* What to do *
Count the lines below in which "raja" appears, then give that number by itself.

── Raw data ──

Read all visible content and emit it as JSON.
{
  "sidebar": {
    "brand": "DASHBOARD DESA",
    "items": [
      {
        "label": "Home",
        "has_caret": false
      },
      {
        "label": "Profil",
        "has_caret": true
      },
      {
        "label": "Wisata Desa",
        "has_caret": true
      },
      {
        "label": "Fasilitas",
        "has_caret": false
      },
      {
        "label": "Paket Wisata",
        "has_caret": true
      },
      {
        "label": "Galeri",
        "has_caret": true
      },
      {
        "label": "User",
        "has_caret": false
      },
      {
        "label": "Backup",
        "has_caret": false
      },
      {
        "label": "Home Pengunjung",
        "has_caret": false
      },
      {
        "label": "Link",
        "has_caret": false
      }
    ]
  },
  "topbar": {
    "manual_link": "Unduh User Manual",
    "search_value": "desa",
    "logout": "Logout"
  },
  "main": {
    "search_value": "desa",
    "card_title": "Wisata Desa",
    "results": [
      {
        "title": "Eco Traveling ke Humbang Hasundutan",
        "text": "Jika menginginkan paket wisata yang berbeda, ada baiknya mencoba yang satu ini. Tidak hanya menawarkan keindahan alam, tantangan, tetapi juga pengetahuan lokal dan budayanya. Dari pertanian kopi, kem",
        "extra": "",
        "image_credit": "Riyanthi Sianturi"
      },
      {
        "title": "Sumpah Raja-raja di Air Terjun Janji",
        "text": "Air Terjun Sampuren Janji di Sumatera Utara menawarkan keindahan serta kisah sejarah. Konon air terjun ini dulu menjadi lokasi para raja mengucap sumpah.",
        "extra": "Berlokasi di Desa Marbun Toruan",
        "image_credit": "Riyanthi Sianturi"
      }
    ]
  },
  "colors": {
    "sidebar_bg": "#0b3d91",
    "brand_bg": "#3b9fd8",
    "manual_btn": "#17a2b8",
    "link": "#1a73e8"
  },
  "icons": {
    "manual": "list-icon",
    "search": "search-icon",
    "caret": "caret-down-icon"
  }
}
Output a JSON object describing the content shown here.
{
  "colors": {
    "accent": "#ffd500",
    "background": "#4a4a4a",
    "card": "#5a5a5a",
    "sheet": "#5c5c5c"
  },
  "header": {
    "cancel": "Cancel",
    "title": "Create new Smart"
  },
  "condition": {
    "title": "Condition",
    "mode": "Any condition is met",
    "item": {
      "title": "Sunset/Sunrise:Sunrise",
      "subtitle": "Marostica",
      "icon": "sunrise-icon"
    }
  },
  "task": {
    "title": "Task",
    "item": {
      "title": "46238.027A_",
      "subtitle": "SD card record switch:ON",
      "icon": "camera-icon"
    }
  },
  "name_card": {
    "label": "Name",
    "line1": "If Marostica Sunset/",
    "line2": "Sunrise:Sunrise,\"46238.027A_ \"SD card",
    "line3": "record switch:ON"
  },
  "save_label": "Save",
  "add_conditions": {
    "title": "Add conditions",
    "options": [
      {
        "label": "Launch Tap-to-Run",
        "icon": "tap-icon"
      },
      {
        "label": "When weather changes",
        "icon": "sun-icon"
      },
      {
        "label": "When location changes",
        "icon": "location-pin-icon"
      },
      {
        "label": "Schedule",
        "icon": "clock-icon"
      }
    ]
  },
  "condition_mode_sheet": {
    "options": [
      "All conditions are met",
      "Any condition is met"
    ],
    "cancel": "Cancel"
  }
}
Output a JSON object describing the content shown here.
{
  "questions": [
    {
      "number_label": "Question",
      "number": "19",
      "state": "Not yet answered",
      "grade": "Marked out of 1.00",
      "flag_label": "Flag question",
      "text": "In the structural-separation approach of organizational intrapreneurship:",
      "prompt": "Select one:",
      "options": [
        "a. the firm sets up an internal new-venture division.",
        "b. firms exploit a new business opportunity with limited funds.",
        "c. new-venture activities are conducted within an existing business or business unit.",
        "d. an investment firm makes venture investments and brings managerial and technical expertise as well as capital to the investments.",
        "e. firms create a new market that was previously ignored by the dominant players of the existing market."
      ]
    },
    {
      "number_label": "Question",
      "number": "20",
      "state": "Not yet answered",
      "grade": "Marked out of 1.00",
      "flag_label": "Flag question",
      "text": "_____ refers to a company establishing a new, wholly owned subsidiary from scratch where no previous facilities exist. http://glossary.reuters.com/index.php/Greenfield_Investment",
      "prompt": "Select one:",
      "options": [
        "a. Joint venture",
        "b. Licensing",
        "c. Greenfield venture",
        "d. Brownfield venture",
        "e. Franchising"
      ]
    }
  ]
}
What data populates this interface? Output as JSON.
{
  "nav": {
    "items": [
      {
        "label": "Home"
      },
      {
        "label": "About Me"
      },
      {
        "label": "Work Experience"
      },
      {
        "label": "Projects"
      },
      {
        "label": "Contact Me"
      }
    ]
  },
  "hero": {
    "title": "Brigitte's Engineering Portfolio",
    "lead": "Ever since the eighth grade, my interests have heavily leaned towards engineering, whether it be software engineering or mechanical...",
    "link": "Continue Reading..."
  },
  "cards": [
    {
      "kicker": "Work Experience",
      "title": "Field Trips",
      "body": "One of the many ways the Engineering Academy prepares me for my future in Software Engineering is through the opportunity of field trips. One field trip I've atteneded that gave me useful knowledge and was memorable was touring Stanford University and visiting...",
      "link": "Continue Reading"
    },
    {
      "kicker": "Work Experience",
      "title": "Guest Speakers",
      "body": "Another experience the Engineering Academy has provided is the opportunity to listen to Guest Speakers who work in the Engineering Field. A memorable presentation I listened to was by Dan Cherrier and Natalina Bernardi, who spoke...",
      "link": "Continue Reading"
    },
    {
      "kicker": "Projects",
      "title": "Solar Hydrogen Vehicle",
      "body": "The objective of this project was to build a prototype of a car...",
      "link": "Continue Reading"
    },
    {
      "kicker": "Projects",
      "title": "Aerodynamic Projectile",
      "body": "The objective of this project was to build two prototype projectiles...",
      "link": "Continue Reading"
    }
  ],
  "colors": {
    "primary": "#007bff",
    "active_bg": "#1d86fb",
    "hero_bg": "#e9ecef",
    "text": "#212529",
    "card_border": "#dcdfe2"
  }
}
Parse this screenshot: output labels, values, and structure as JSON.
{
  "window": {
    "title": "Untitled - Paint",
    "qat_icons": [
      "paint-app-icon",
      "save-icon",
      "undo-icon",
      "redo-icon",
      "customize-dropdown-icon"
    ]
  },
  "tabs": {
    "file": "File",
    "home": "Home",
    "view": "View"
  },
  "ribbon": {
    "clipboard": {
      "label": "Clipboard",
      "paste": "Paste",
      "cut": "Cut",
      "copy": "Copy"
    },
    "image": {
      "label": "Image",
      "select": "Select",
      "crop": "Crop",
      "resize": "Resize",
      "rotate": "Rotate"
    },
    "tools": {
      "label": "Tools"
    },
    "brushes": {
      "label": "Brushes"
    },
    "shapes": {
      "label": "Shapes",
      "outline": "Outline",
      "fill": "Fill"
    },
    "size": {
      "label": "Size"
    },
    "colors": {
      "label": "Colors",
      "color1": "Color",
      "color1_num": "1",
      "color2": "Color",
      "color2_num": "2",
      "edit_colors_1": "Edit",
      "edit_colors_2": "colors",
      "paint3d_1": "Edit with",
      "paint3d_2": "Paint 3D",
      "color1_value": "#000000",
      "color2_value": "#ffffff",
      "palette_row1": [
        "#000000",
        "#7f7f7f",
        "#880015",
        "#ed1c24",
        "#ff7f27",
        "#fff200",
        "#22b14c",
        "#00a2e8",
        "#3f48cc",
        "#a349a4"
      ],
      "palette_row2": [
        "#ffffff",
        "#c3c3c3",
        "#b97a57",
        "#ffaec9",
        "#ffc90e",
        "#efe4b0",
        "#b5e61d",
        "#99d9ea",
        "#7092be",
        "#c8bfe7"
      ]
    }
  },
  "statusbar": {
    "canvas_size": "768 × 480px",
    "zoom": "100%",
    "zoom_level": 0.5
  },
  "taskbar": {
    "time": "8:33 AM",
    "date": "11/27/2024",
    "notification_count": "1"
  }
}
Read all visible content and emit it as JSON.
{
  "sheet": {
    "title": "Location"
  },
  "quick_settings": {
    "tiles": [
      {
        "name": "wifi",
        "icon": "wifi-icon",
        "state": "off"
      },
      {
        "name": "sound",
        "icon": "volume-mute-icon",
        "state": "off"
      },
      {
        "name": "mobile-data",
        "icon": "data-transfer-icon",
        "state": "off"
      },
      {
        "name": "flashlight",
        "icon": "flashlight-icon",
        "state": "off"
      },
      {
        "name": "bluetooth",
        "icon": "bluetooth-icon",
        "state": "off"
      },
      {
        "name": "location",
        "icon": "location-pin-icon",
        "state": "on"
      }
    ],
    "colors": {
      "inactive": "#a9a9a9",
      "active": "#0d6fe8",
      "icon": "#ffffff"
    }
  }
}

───

* Response to the exercise *
2